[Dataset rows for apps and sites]
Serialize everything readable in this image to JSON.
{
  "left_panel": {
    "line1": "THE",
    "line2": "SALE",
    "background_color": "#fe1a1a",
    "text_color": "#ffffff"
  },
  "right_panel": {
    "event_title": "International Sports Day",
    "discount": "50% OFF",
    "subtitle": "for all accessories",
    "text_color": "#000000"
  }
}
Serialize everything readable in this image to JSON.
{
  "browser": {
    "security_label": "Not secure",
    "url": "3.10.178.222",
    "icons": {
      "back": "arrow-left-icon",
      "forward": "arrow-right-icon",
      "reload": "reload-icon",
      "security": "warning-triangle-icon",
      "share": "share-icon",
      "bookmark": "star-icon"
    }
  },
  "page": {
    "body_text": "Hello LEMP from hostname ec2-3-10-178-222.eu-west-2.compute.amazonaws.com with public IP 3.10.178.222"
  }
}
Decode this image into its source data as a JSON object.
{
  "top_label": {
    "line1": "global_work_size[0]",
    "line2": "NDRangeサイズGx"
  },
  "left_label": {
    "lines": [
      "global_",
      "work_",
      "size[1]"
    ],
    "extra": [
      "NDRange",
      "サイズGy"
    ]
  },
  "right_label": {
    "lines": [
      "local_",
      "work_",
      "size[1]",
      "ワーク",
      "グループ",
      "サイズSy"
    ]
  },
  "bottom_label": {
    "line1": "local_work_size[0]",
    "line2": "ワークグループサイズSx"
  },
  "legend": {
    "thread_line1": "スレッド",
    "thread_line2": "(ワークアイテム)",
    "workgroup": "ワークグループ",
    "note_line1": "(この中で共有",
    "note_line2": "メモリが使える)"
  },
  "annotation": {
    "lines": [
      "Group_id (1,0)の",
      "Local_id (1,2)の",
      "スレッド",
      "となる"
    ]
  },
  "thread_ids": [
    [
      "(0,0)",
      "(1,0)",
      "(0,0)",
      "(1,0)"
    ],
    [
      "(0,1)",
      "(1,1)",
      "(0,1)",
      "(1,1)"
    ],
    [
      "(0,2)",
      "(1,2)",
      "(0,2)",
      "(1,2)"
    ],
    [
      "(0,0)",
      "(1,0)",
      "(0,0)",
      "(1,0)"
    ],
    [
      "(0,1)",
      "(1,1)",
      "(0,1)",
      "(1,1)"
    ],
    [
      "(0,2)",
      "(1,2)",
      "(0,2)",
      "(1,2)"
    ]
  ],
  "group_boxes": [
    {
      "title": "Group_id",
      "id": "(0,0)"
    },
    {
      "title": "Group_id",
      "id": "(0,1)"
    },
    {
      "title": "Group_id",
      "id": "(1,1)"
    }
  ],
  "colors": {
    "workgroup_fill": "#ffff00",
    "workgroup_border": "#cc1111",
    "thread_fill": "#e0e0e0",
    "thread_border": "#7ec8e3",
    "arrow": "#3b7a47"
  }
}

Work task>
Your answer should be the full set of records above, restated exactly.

Solution to this problem>
Serialize everything readable in this image to JSON.
{
  "left_panel": {
    "line1": "THE",
    "line2": "SALE",
    "background_color": "#fe1a1a",
    "text_color": "#ffffff"
  },
  "right_panel": {
    "event_title": "International Sports Day",
    "discount": "50% OFF",
    "subtitle": "for all accessories",
    "text_color": "#000000"
  }
}
Serialize everything readable in this image to JSON.
{
  "browser": {
    "security_label": "Not secure",
    "url": "3.10.178.222",
    "icons": {
      "back": "arrow-left-icon",
      "forward": "arrow-right-icon",
      "reload": "reload-icon",
      "security": "warning-triangle-icon",
      "share": "share-icon",
      "bookmark": "star-icon"
    }
  },
  "page": {
    "body_text": "Hello LEMP from hostname ec2-3-10-178-222.eu-west-2.compute.amazonaws.com with public IP 3.10.178.222"
  }
}
Decode this image into its source data as a JSON object.
{
  "top_label": {
    "line1": "global_work_size[0]",
    "line2": "NDRangeサイズGx"
  },
  "left_label": {
    "lines": [
      "global_",
      "work_",
      "size[1]"
    ],
    "extra": [
      "NDRange",
      "サイズGy"
    ]
  },
  "right_label": {
    "lines": [
      "local_",
      "work_",
      "size[1]",
      "ワーク",
      "グループ",
      "サイズSy"
    ]
  },
  "bottom_label": {
    "line1": "local_work_size[0]",
    "line2": "ワークグループサイズSx"
  },
  "legend": {
    "thread_line1": "スレッド",
    "thread_line2": "(ワークアイテム)",
    "workgroup": "ワークグループ",
    "note_line1": "(この中で共有",
    "note_line2": "メモリが使える)"
  },
  "annotation": {
    "lines": [
      "Group_id (1,0)の",
      "Local_id (1,2)の",
      "スレッド",
      "となる"
    ]
  },
  "thread_ids": [
    [
      "(0,0)",
      "(1,0)",
      "(0,0)",
      "(1,0)"
    ],
    [
      "(0,1)",
      "(1,1)",
      "(0,1)",
      "(1,1)"
    ],
    [
      "(0,2)",
      "(1,2)",
      "(0,2)",
      "(1,2)"
    ],
    [
      "(0,0)",
      "(1,0)",
      "(0,0)",
      "(1,0)"
    ],
    [
      "(0,1)",
      "(1,1)",
      "(0,1)",
      "(1,1)"
    ],
    [
      "(0,2)",
      "(1,2)",
      "(0,2)",
      "(1,2)"
    ]
  ],
  "group_boxes": [
    {
      "title": "Group_id",
      "id": "(0,0)"
    },
    {
      "title": "Group_id",
      "id": "(0,1)"
    },
    {
      "title": "Group_id",
      "id": "(1,1)"
    }
  ],
  "colors": {
    "workgroup_fill": "#ffff00",
    "workgroup_border": "#cc1111",
    "thread_fill": "#e0e0e0",
    "thread_border": "#7ec8e3",
    "arrow": "#3b7a47"
  }
}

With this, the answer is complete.